WHAT YOU ARE ASKED TO DO: Copy out all the lines of the data that hold the word "TABLE".

━━━━━━━━━━━━━━━━

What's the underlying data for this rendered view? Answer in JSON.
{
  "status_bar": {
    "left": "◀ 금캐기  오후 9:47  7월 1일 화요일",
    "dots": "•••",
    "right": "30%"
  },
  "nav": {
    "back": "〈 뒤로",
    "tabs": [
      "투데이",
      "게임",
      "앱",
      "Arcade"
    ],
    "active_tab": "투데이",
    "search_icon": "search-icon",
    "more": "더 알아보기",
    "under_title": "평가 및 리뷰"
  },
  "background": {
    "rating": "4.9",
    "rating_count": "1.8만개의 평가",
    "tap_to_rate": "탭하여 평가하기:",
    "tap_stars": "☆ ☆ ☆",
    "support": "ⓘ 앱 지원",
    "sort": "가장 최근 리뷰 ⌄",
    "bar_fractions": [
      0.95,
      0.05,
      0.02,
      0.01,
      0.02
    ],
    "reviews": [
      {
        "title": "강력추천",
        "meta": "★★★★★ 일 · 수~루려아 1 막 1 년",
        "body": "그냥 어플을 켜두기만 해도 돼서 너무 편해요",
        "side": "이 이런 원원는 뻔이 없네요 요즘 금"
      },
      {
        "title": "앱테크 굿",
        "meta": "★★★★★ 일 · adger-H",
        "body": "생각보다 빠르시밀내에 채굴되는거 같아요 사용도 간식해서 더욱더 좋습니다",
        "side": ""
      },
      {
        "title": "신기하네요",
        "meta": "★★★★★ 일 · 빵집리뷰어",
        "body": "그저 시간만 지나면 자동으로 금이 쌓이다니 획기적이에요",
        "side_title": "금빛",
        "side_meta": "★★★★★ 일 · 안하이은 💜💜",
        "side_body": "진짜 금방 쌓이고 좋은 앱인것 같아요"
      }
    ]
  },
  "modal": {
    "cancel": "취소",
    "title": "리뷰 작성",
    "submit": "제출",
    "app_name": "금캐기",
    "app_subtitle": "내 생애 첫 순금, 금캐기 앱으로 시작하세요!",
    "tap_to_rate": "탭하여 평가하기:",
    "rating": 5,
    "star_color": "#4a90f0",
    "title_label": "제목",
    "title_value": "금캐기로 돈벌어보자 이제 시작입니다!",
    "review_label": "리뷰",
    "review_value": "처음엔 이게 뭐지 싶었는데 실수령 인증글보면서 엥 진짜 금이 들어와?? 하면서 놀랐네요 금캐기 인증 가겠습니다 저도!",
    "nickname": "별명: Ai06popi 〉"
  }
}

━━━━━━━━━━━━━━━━

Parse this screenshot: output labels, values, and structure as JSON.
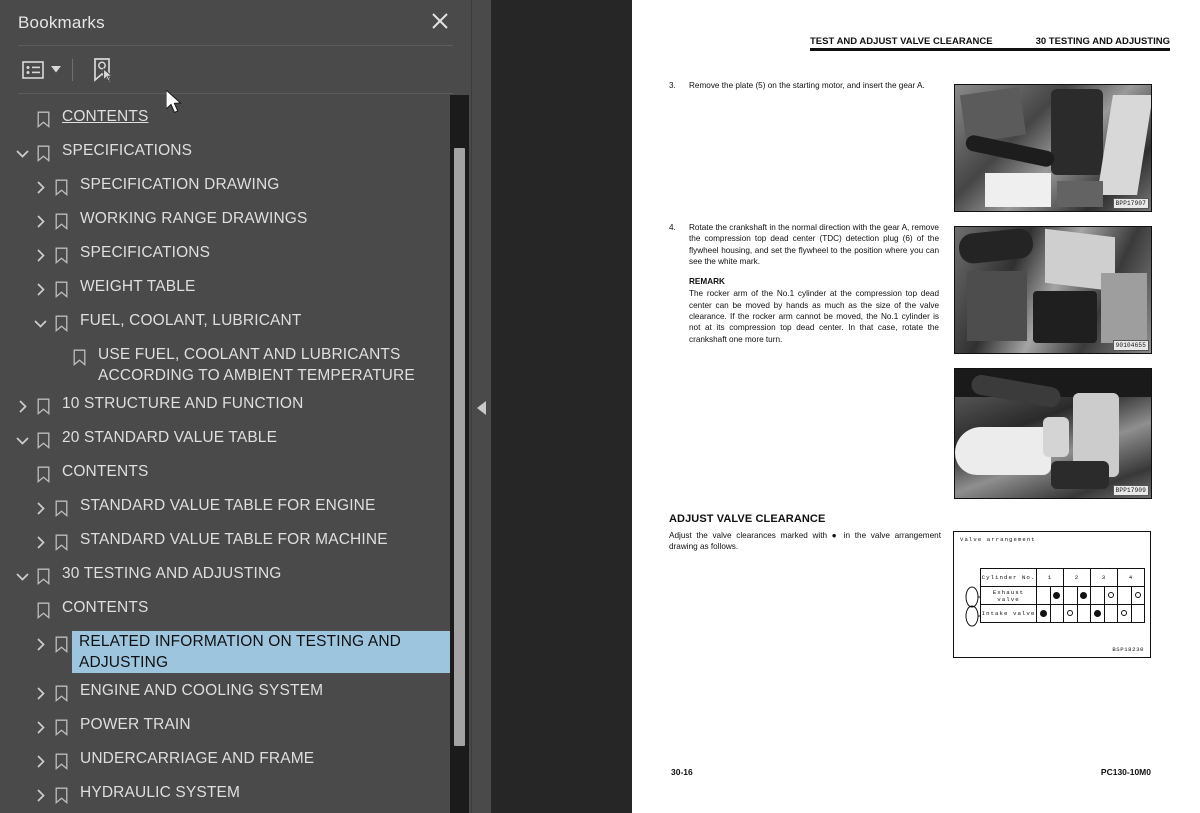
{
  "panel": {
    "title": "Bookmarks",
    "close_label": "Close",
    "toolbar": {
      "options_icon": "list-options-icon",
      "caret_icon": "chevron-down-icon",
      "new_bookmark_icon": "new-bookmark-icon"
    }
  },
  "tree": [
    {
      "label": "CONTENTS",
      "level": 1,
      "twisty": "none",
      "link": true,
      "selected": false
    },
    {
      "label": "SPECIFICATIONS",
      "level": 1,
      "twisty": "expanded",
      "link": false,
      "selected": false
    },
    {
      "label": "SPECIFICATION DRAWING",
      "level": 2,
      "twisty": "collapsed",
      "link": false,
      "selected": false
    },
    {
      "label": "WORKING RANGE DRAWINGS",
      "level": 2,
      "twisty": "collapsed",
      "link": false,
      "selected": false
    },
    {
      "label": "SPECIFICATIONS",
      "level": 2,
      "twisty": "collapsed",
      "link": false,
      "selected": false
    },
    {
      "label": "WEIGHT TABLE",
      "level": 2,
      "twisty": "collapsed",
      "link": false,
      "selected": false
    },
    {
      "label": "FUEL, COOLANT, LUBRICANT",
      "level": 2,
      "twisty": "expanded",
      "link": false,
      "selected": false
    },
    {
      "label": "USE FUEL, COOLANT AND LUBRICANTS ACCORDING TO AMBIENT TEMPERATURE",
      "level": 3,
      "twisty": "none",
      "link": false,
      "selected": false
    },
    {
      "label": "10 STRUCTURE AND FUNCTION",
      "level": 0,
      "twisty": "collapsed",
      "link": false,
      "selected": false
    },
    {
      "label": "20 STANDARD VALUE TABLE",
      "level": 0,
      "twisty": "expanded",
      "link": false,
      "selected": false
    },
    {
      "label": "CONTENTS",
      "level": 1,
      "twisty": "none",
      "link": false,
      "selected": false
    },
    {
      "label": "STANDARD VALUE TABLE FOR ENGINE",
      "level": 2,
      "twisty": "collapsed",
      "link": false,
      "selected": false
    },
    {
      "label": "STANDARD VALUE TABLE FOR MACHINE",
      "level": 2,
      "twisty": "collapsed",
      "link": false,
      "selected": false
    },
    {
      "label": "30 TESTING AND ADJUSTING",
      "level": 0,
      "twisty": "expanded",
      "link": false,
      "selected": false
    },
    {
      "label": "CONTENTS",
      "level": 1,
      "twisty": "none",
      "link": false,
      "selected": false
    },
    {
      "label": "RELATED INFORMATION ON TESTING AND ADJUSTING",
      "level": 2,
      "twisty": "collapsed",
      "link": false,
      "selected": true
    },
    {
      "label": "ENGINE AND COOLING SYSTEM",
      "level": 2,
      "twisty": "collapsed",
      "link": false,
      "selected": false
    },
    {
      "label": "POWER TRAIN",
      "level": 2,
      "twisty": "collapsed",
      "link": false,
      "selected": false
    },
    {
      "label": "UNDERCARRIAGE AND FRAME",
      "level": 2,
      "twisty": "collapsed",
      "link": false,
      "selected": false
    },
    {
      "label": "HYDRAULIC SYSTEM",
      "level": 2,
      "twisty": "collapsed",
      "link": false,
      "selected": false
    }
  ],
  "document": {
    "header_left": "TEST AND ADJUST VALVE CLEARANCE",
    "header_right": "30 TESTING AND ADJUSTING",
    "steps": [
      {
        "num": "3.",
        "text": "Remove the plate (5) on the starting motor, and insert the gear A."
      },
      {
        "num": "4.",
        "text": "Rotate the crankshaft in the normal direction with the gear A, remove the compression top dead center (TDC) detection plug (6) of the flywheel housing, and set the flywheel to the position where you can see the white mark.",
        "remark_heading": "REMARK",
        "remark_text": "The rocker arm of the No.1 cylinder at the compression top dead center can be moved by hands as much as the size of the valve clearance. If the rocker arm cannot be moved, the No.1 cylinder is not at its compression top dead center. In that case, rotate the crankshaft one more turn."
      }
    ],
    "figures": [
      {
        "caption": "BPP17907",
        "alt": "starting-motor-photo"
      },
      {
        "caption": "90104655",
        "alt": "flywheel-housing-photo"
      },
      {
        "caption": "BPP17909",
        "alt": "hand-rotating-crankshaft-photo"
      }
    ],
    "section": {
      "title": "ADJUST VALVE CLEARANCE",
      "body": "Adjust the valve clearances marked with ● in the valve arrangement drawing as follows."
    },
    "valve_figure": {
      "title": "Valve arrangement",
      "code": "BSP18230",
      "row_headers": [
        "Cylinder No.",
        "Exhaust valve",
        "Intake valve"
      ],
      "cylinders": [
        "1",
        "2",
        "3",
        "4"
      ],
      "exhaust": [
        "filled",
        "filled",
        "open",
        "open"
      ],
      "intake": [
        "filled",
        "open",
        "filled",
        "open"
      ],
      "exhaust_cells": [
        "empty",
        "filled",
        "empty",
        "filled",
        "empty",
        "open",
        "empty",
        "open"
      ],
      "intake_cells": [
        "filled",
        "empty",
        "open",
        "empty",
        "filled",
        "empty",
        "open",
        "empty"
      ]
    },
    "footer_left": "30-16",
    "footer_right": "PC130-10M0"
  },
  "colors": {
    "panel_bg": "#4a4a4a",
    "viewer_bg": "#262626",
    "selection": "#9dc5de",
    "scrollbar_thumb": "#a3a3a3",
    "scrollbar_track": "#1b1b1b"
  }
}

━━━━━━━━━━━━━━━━

YOUR RESPONSE:
      "label": "WEIGHT TABLE",
      "label": "20 STANDARD VALUE TABLE",
      "label": "STANDARD VALUE TABLE FOR ENGINE",
      "label": "STANDARD VALUE TABLE FOR MACHINE",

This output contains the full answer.